Early Life And Training
Watson was born April 6, 1928, in Chicago, Illinois. He showed his brilliance early, finishing high school in two years and appearing as one of the original "Quiz Kids," on a popular 1940s radio show of the same name. He was graduated from the University of Chicago in 1947 with a B.S. in zoology, reflecting an early love of birds. He did his doctoral work at Indiana University in genetics, and earned a Ph.D. in 1950. He was drawn to Indiana by the chance to work with Hermann Joseph Muller, who had been one of Thomas Hunt Morgan's associates in the famous "fly room" at Columbia University, and who had received a Nobel Prize for his discoveries in genetics. Watson's thesis adviser and principal mentor was Salvador Luria, who, along with Max Delbrück, had established bacterial genetics as the experimental system in which most of the major discoveries in molecular biology were to be made. Watson's thesis was on the effect of X rays on the multiplication of a bacterial virus, called phage.
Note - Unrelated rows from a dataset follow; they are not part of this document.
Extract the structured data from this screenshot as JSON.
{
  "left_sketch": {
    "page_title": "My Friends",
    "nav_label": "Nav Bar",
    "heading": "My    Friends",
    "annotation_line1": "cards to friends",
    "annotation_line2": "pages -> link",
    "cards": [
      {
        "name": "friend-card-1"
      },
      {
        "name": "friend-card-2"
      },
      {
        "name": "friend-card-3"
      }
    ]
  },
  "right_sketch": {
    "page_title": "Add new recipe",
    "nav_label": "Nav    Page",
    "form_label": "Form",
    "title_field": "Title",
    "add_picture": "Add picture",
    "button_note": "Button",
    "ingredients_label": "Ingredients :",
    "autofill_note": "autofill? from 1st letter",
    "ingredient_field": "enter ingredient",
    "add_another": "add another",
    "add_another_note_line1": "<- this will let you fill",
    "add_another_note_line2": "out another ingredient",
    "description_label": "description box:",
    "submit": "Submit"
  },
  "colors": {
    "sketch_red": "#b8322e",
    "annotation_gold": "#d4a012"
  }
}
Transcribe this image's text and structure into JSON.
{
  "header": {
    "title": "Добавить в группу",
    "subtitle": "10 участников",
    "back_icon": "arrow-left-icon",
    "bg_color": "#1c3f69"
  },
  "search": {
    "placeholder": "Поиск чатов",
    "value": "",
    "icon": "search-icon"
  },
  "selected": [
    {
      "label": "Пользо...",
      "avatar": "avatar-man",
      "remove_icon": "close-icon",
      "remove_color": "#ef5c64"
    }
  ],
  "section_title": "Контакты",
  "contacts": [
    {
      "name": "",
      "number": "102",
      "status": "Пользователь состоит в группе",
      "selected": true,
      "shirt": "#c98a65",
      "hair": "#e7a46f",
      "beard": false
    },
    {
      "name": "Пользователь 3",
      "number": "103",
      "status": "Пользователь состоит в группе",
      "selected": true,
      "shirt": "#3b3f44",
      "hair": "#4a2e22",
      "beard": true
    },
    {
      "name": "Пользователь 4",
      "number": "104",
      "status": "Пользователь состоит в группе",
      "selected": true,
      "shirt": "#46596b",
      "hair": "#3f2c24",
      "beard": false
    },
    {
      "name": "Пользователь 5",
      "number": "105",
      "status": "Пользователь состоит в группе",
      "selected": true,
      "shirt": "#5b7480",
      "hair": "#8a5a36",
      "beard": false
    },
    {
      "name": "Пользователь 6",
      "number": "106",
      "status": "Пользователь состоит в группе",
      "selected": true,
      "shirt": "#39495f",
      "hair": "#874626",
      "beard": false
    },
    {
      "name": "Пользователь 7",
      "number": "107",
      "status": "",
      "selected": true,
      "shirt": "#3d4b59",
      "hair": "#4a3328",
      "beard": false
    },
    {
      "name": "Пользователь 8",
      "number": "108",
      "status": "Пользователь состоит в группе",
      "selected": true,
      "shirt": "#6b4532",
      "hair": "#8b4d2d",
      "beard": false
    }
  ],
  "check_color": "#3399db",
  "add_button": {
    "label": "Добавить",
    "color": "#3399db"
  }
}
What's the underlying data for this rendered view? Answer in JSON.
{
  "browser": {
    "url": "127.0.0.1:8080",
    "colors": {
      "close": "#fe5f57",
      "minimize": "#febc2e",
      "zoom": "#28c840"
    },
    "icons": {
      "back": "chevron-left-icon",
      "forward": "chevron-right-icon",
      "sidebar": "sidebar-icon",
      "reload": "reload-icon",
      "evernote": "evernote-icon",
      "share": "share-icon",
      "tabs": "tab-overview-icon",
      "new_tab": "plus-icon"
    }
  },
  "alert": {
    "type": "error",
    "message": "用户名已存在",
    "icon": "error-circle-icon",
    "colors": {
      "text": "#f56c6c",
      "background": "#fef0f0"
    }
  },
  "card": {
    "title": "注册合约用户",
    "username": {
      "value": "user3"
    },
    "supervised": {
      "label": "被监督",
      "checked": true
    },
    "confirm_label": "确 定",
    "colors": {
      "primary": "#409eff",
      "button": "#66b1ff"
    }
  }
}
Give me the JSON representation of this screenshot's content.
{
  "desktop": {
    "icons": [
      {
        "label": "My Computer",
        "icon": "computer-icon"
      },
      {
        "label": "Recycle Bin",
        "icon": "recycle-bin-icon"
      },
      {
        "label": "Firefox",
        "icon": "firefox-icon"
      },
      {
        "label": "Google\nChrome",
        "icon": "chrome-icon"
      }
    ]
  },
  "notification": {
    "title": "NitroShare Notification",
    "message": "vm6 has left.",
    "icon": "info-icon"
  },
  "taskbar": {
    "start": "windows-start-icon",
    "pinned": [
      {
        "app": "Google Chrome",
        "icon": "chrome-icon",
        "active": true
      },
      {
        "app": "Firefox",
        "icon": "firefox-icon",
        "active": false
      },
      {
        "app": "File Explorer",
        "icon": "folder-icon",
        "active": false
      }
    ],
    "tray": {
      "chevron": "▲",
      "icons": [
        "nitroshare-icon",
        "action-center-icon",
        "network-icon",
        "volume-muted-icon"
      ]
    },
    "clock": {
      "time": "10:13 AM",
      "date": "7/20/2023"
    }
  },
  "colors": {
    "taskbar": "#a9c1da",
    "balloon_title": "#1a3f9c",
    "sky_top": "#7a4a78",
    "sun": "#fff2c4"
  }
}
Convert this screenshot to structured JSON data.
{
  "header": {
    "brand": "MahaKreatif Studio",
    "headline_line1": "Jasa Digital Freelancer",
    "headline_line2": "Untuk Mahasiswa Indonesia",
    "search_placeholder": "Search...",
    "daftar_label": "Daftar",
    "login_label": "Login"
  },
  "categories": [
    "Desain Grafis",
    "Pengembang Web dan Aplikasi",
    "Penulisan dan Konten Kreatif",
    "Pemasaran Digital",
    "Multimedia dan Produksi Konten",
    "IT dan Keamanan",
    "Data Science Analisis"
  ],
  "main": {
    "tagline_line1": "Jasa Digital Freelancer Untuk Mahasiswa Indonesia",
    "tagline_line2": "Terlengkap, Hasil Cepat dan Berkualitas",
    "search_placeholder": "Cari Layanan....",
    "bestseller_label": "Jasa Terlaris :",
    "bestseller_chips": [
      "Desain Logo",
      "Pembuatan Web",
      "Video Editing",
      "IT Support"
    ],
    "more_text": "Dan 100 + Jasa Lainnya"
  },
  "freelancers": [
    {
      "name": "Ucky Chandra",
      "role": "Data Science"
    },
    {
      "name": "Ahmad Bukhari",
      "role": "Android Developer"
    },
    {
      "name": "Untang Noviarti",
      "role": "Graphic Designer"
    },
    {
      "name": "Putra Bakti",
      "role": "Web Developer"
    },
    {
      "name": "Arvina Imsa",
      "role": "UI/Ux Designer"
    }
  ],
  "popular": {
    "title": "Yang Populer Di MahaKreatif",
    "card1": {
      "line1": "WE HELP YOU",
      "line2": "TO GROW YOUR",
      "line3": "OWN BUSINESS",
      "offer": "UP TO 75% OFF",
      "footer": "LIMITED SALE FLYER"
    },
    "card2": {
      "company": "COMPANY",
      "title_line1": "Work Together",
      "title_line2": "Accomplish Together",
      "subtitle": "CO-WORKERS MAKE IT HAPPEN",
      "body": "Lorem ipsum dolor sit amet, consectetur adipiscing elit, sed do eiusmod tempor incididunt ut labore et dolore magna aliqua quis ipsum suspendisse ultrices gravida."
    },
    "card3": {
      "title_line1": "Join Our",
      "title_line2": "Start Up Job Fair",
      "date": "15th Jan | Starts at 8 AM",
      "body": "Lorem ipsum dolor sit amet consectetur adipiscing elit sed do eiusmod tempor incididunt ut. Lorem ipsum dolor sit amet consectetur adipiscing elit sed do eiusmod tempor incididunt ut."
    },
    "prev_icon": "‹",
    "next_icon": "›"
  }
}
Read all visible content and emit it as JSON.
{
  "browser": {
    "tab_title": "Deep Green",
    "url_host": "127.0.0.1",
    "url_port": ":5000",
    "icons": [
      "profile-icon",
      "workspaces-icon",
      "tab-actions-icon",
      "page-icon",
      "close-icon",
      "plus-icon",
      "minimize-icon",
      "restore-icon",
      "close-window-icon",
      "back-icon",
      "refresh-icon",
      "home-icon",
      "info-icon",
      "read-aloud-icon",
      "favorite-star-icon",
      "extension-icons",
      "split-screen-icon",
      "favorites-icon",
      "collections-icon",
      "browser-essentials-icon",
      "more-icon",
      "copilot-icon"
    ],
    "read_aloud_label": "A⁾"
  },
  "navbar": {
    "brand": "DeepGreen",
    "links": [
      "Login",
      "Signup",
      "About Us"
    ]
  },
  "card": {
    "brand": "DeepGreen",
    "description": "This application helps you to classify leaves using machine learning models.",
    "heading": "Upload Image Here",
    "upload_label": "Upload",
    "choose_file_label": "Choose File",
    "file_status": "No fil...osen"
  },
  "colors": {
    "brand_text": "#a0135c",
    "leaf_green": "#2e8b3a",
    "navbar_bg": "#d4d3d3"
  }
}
Watson continued to study phage as a postdoctoral student in Copenhagen, Denmark where he worked from 1950 to 1951. While there, he met Maurice Wilkins, and for the first time saw the X-ray diffraction images generated in Wilkins's lab by Rosalind Franklin. Watson quickly decided to turn his attention to discovering the structure of important biological molecules, including DNA and proteins. By that time, DNA had been shown to be the genetic molecule, and it was believed that it somehow carried the instructions for making proteins, which actually perform most of the work in a cell.